In 2016, Midea, a Chinese company that makes home appliances, purchased Kuka, the company that creates the robots used to build Teslas, for $5 billion in a bid to cover its automation and robotics bases. Now, the parent company wants to make use of its purchase to take advantage of a market that is growing by leaps and bounds despite a lack of real breakthroughs — so far.
The consumer robotics market is primed for disruption. Right now, most in-home robots are capable of just one task, such as a Roomba, and most in-home digital assistants are really just stationary devices powered by artificially intelligent (AI) software with a voice-recognition component, such as Google’s Home or Amazon’s Echo.
This means there’s a tremendous opportunity waiting for any company that can make in-home robots that have AI and voice-recognition capabilities, yet are mobile and can carry out physical tasks. That’s where Kuka’s Tesla-building experience and Midea’s home appliance knowledge will come into play.
So does this mean we’ll soon all be served by the likes of The Jetsons’ Rosie and Richie Rich’s Irona? Maybe.
Of course, Midea has competition. SoftBank, a Japanese telecommunications and internet company, recently announced it had purchased both Boston Dynamics and Schaft, two companies known for their robotics and engineering work. The former is perhaps best known for its legged robots that can navigate the uneven terrain humans occupy successfully.

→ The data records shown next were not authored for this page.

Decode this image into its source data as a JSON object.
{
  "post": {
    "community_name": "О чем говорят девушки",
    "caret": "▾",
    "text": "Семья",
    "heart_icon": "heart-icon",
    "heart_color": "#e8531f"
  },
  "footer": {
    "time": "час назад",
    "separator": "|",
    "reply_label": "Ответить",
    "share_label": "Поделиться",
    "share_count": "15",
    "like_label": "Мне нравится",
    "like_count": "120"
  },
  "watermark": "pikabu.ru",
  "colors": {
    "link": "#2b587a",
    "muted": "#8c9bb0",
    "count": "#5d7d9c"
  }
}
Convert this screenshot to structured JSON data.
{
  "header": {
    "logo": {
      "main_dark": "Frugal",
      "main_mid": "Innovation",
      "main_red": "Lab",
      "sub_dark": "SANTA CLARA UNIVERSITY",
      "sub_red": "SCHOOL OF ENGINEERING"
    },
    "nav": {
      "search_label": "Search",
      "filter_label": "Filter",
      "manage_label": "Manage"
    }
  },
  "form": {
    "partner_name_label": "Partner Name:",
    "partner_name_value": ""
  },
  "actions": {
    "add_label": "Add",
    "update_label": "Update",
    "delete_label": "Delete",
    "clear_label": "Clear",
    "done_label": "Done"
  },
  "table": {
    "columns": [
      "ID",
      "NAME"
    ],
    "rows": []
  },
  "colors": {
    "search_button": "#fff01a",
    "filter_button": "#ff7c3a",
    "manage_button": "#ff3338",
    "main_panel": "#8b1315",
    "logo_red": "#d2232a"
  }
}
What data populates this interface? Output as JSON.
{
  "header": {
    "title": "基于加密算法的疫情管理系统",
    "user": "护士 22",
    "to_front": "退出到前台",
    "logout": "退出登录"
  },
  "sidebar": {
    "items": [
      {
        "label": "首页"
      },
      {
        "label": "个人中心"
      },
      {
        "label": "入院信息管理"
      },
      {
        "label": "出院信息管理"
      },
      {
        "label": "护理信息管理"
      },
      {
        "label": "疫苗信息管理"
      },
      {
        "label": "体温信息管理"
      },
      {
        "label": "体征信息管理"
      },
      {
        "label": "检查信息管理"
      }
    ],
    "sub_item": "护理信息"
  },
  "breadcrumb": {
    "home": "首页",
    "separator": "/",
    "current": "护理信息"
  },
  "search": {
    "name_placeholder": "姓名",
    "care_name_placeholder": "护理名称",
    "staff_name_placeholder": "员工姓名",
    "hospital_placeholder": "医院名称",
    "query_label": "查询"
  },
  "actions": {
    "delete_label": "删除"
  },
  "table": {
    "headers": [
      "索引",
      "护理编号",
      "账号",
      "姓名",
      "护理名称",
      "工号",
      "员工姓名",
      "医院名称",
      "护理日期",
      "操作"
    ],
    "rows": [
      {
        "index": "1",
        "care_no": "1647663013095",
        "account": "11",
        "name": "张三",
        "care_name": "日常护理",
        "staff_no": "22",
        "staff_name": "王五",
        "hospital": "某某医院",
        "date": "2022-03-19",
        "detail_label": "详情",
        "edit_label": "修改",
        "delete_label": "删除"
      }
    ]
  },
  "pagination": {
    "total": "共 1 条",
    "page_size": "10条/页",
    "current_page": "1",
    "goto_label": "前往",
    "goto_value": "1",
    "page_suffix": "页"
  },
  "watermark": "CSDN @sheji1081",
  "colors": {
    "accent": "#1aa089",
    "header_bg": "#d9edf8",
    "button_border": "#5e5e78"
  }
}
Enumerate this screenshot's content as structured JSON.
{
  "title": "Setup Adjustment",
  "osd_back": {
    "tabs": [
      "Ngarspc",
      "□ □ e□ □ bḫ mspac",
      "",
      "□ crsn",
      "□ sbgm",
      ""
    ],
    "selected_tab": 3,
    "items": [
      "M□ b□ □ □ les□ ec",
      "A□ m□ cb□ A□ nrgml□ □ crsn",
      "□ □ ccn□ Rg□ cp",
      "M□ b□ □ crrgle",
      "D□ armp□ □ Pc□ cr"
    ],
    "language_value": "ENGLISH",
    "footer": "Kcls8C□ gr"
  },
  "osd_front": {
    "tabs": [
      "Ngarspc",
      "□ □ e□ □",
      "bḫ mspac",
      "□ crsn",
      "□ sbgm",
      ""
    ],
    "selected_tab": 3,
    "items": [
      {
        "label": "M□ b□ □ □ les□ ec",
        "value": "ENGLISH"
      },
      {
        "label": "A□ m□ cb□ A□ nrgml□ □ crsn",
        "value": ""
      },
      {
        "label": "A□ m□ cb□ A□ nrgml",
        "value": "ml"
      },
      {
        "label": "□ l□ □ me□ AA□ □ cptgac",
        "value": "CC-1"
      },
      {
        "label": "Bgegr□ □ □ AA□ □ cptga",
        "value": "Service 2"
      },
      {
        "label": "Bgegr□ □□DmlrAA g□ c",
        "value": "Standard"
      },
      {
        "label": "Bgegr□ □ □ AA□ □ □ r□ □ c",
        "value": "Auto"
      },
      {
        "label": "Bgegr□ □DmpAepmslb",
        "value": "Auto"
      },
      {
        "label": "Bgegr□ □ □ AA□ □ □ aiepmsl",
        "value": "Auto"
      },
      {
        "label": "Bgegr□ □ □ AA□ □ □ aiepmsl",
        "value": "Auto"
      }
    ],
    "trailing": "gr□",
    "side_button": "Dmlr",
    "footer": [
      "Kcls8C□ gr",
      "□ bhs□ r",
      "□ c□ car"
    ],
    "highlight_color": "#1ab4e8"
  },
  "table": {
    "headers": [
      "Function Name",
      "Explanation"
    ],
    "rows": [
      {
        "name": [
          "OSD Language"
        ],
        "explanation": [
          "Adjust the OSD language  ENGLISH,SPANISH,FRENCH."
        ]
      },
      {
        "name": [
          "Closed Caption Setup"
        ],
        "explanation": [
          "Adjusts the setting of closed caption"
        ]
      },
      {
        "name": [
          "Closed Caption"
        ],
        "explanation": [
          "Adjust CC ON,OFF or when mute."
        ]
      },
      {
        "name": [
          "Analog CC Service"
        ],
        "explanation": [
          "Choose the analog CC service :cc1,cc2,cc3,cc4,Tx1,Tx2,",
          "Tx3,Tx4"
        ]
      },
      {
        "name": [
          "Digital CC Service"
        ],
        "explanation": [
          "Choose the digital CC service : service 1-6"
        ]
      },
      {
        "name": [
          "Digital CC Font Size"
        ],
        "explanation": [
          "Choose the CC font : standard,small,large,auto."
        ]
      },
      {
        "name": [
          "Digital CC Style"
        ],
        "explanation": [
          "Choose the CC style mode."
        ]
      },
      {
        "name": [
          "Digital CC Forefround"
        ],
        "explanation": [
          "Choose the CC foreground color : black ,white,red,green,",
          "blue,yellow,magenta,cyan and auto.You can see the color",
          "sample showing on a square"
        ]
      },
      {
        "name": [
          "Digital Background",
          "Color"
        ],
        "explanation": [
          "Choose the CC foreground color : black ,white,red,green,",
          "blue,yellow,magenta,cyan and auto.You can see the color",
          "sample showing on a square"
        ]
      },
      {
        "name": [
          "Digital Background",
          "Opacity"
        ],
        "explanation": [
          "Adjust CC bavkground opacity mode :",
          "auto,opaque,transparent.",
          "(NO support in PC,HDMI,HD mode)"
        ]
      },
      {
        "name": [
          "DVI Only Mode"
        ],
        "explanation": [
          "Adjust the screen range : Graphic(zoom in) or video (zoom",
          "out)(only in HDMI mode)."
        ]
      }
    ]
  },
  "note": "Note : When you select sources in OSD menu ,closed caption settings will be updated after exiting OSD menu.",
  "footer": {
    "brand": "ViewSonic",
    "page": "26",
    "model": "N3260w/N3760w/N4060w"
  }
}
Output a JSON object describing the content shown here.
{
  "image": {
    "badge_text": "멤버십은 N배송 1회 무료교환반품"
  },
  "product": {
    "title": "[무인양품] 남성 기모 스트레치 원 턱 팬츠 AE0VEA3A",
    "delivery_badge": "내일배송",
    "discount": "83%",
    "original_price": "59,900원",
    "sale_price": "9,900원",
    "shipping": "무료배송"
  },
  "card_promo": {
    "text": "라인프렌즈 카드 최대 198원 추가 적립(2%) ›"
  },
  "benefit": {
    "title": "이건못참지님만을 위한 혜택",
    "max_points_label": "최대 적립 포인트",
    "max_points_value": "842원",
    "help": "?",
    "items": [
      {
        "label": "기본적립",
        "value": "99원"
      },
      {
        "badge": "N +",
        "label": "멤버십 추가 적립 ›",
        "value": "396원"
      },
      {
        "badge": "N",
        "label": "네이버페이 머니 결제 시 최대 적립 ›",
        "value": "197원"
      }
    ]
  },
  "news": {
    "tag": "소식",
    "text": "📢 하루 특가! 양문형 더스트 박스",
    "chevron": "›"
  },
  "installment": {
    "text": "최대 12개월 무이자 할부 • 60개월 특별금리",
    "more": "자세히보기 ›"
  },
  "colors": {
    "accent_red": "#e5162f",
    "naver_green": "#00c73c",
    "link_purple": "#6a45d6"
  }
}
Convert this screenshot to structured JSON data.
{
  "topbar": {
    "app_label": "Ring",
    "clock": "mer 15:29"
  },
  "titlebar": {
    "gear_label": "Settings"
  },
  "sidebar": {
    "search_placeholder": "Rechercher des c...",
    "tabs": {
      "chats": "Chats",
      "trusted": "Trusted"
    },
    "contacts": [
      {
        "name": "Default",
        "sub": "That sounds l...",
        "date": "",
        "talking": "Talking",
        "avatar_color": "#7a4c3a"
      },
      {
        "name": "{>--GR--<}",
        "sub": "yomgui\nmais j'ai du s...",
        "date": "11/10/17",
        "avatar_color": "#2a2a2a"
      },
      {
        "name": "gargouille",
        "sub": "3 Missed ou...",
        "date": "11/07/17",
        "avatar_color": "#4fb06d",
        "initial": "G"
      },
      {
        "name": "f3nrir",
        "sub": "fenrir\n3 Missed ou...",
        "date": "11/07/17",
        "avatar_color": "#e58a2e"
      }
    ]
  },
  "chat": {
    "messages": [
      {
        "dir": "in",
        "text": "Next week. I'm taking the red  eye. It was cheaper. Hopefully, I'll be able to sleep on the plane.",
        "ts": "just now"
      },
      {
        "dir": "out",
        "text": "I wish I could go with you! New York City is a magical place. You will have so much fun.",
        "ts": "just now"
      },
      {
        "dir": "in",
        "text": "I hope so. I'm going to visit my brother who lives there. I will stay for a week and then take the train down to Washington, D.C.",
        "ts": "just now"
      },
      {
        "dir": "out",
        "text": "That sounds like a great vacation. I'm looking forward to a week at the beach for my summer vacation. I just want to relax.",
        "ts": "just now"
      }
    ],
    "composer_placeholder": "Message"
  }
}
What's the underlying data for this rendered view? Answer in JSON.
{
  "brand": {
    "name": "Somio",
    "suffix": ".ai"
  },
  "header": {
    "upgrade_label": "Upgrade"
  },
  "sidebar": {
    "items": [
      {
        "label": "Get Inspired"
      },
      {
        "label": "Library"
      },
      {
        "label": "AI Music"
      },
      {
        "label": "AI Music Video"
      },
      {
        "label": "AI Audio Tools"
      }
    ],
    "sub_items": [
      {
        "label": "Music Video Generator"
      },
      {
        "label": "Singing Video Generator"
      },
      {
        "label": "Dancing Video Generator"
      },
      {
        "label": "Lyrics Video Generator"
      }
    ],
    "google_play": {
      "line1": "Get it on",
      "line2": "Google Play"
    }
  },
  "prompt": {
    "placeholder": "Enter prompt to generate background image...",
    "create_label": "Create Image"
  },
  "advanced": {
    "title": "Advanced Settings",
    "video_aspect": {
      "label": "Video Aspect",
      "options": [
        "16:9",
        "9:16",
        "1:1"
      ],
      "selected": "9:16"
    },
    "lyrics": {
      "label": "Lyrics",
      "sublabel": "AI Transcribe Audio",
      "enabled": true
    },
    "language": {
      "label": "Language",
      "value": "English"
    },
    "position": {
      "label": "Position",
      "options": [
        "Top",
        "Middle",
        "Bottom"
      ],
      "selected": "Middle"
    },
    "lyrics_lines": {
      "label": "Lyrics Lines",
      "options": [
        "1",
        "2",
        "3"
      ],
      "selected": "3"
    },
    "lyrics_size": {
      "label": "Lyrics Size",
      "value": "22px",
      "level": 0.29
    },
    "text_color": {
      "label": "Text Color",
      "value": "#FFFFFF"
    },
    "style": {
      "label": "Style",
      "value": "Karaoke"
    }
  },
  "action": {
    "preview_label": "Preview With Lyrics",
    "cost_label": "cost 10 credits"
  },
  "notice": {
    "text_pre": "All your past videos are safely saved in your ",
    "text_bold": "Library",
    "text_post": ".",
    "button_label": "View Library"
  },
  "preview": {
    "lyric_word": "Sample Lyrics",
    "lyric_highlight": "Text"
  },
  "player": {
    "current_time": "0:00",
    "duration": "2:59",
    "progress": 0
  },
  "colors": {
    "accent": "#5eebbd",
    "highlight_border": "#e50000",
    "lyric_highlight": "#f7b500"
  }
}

SoftBank’s humanoid robot Pepper is so far mostly used in retail settings because its hands are only used for gesturing and not for completing actual tasks. Pepper is friendly and personable, though, which makes it approachable, a key element if developers want shoppers to ask it questions. With the Boston Dynamics and Schaft teams working to improve Pepper’s design, the bot may be able to expand its repertoire of skills very soon.
That kind of team effort is likely what Kuka and Midea are working to establish. It seems like a smart combination, but don’t count on flight capabilities or a New York accent from these first robo-housekeepers. We’ll need to work our way up to that.